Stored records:

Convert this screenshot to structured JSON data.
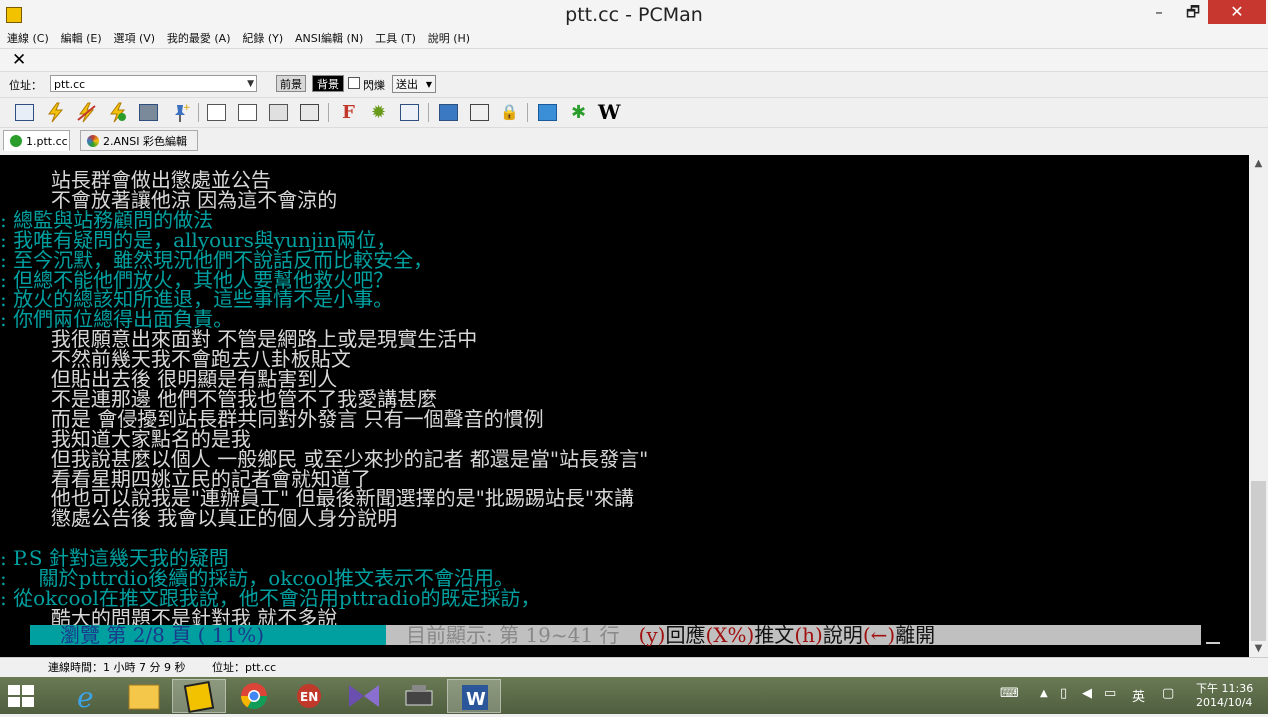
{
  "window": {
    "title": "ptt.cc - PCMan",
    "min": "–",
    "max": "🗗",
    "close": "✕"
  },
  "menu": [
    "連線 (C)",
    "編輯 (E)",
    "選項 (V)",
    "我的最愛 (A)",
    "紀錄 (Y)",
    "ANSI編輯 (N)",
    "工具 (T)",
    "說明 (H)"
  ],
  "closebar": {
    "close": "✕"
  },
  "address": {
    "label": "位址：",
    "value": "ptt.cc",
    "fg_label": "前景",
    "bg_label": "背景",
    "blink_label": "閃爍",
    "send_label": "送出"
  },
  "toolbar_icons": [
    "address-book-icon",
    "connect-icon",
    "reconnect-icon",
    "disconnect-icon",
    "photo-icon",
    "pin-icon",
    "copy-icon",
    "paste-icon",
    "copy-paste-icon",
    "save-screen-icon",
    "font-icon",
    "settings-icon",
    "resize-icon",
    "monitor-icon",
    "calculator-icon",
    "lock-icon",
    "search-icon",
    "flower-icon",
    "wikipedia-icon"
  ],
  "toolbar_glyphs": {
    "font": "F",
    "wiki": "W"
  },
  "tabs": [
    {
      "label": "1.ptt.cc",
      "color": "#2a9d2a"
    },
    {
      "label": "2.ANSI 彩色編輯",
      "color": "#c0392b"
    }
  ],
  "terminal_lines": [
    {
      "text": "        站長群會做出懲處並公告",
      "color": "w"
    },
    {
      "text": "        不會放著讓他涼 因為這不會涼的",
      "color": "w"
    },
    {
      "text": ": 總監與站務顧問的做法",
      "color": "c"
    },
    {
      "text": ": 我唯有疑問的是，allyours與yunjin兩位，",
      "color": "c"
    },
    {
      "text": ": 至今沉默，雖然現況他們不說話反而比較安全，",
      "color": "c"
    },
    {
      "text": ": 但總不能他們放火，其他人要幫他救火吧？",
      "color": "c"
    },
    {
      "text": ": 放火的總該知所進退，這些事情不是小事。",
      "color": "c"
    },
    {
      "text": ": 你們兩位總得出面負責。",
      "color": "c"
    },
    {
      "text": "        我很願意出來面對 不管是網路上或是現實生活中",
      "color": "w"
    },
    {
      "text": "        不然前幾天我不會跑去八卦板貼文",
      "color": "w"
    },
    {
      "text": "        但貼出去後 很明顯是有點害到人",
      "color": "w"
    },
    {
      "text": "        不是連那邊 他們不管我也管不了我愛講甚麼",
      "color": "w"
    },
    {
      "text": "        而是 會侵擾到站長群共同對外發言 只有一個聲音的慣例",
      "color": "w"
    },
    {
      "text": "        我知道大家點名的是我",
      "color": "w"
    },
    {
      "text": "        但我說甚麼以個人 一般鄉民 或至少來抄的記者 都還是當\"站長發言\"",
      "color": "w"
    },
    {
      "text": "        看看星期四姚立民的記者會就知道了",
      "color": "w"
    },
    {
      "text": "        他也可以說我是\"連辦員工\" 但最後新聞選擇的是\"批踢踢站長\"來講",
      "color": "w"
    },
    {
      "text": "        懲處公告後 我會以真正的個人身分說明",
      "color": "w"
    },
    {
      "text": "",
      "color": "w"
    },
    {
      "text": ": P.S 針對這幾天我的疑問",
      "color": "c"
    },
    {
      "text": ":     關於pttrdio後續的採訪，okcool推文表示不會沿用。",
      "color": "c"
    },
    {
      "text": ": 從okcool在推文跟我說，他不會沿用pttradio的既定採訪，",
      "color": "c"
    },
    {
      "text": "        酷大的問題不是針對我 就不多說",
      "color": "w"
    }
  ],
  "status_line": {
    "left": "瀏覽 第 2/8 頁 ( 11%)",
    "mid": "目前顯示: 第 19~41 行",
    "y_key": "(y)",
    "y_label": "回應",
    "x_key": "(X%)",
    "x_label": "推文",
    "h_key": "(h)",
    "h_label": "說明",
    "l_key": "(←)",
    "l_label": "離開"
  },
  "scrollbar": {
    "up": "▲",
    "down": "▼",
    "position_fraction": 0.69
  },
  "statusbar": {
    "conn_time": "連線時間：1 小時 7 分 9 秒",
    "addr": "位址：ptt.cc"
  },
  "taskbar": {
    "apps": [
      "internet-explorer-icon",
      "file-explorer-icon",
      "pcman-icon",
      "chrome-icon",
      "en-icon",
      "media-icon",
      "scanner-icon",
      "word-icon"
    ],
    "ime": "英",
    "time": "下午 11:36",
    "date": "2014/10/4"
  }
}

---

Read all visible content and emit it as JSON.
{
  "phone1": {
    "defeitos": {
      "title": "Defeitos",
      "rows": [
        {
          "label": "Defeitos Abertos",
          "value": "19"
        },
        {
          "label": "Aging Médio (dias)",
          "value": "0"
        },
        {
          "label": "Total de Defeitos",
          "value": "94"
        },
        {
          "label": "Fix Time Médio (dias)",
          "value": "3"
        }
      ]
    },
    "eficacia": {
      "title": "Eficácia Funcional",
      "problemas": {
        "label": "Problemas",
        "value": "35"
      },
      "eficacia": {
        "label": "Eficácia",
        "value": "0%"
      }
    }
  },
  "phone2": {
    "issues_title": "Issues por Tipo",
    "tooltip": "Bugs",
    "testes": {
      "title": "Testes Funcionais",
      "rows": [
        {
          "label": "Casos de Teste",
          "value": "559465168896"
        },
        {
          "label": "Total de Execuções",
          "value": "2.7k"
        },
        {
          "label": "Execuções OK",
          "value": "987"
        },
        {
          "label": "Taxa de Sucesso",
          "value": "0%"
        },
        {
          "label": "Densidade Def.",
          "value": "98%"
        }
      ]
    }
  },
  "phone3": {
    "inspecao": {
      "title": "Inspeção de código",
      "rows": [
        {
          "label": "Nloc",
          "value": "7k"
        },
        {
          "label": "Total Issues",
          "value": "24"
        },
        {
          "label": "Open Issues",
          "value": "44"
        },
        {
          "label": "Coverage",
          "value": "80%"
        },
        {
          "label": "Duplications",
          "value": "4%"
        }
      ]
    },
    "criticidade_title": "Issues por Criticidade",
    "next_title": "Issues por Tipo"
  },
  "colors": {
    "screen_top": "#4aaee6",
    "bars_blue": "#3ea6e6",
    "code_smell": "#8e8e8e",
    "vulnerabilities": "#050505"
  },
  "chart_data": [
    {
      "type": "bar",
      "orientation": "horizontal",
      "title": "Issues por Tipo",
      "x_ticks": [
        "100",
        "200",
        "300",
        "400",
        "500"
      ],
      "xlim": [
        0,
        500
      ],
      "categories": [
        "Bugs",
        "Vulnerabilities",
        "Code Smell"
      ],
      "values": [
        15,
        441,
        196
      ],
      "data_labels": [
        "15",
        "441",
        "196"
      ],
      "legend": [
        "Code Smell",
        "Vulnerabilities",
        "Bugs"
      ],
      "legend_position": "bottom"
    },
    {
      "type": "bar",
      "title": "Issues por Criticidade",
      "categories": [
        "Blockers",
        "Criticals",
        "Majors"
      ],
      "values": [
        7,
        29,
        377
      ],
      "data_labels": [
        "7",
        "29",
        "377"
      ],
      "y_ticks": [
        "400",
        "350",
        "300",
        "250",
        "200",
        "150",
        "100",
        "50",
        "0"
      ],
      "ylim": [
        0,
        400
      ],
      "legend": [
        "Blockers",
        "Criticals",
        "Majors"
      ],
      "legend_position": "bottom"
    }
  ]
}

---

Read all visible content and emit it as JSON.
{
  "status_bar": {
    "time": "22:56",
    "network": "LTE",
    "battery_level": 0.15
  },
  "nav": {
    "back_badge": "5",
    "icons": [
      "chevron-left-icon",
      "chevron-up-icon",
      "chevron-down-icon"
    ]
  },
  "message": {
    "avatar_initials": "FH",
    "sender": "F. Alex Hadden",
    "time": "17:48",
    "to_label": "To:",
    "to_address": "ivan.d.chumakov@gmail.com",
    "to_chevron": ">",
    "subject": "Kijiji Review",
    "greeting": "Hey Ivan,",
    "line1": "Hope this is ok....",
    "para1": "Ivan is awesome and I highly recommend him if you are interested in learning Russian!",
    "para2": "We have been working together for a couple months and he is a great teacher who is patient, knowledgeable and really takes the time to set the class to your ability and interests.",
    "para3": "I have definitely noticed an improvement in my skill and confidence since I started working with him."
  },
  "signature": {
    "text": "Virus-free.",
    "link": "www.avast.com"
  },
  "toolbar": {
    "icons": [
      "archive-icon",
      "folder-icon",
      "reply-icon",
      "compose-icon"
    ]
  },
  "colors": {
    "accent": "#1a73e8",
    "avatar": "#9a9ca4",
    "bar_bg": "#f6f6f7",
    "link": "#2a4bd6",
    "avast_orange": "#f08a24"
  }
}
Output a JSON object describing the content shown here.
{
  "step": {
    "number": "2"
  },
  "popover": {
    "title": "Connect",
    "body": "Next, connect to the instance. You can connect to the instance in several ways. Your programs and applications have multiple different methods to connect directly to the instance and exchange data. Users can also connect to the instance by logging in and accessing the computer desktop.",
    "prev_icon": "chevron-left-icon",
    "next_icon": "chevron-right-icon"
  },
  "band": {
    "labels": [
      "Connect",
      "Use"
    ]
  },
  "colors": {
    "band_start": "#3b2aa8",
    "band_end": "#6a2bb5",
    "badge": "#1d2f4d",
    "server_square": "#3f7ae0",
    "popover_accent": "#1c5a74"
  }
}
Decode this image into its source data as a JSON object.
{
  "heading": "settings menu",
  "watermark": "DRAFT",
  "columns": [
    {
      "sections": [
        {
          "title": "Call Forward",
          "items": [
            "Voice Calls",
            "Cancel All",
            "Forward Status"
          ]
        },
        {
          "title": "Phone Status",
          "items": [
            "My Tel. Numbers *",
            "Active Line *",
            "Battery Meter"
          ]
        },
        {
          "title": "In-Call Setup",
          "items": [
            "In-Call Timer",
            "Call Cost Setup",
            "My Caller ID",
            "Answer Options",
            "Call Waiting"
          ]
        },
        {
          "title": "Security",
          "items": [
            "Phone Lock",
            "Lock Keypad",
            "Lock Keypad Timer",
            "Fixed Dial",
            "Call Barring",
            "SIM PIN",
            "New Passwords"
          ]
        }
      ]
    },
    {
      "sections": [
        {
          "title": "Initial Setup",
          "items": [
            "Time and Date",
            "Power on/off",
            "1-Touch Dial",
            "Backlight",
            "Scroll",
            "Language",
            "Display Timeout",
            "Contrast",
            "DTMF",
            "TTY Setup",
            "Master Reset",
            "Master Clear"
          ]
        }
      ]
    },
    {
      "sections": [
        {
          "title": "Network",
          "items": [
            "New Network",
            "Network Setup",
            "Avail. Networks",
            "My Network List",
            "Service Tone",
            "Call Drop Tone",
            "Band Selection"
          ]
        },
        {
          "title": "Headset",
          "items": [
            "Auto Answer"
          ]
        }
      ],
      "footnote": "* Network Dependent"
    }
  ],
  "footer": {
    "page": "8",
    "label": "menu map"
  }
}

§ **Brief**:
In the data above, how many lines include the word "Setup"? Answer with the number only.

§ **Solution below**:
5